Let me make a suggestion, if you will, to all the coaches and Harrises who vote in the BCS polls:
Watch the games. For once.
Don’t just read the scores as they crawl by on the bottom of the TV screen.
TCU’s 40-35 victory over San Diego State on Saturday didn’t pass the crawl test, as somewhat expected.
When the latest BCS standings were unveiled Sunday night on ESPN, the Horned Frogs clung to the No. 3 spot. But voters in the USA Today coaches poll and the Harris Poll knee-jerked Boise State over TCU and into their polls’ No. 3.
And I have to ask, “Why?”
These voters are supposed to have their hands on the pulse of college football, yet they cast their ballots Sunday as if their heads were up their posteriors.
Watch the games, people, not just the final scores.
On ESPN’s weekly poll announcement show Sunday, commentators actually called Utah “a fraud” and anointed Boise State as “a team on the rise.”
A fraud? But weren’t these the same voters and commentators that had the Utes ranked No. 5 just two weeks ago?
As the voters should know, college football is a game played by teenagers and young adults. Thus, Notre Dame had the benefit Saturday of playing at home, following an off-week, with the visiting Utes still traumatized from their 47-7 crushing by TCU.
The Irish blocked a punt for one touchdown, recovered the second-half kickoff to set up another, and the final score that scrolled across
America’s TV screens read, “Notre Dame 28, Utah 3.”
And just like that, Utah’s victory over Pitt, and its 68-27 smashing of Iowa State, and the fact that the Utes beat Air Force by more points on the road than Oklahoma did at home mean Utah was a fraud?
Note to the BCS voters: Good teams have letdowns.

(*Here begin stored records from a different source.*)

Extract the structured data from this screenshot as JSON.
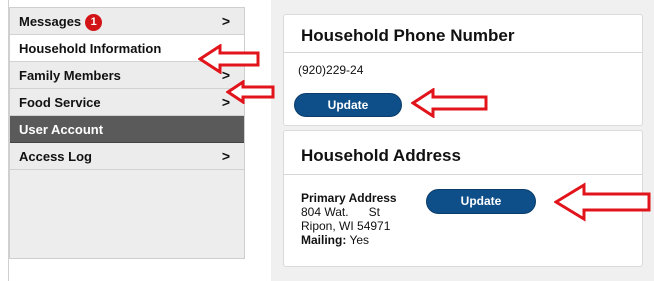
{
  "sidebar": {
    "items": [
      {
        "label": "Messages",
        "badge": "1",
        "chevron": ">"
      },
      {
        "label": "Household Information"
      },
      {
        "label": "Family Members",
        "chevron": ">"
      },
      {
        "label": "Food Service",
        "chevron": ">"
      },
      {
        "label": "User Account"
      },
      {
        "label": "Access Log",
        "chevron": ">"
      }
    ]
  },
  "phone_card": {
    "title": "Household Phone Number",
    "phone": "(920)229-24",
    "button": "Update"
  },
  "address_card": {
    "title": "Household Address",
    "address_label": "Primary Address",
    "street": "804 Wat.      St",
    "city": "Ripon, WI 54971",
    "mailing_label": "Mailing:",
    "mailing_value": "Yes",
    "button": "Update"
  },
  "colors": {
    "button": "#0f4f89",
    "arrow": "#e0141a",
    "badge": "#d21416",
    "selected_dark": "#5a5a5a"
  }
}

That’s why it’s college football.
It was ESPN analyst Rod Gilmore who kept calling Boise State “a team on the rise” on Sunday’s show.
Really? For beating a pitifully weak cross-state rival, Idaho, that would likely finish near the bottom in every conference in the land?
Shame on the Broncos for allowing Idaho to score 14.
After reading the polls and seeing Sunday’s show, it was easy to come to one conclusion: Not a single one of them had watched the TCU game.
Had they watched, they would have seen the early 14-0 “danger” that the Aztecs reportedly put TCU in was, in fact, the product of a 49-yard flea-flicker and a recovered fumble in the end zone.
The Frogs quickly rebounded. For the next 40 minutes, TCU’s No. 1-ranked defense held San Diego State to not a single first down.
At that point in the game, with around two minutes left in the third quarter, the Frogs were ahead 37-14 and were outgaining the Aztecs 397 yards to 100. TCU was ahead in first downs 23 to 1.
Because TCU was playing a good team — and not Idaho or Cal — the visitors began flinging long passes, hit a few and made the final score closer.
Watch the games, voters.
How do you dock a team that had a 23-1 edge in first downs during its game Saturday, and not similarly react to Oregon’s 15-13 survival at Cal?
The short answer is that they are merely comparing scores, of course.
This isn’t about a playoff, or the Big East’s legacy BCS rights or who’ll get to face Oregon in the championship game.
It’s about how voters, commentators and, yes, newspaper columnists will avoid watching TCU and Boise State on TV, and yet have such strong-sounding opinions on the strengths of the two teams.
The fraud is in the way they’re voting, not in one of the team’s ranked opponents.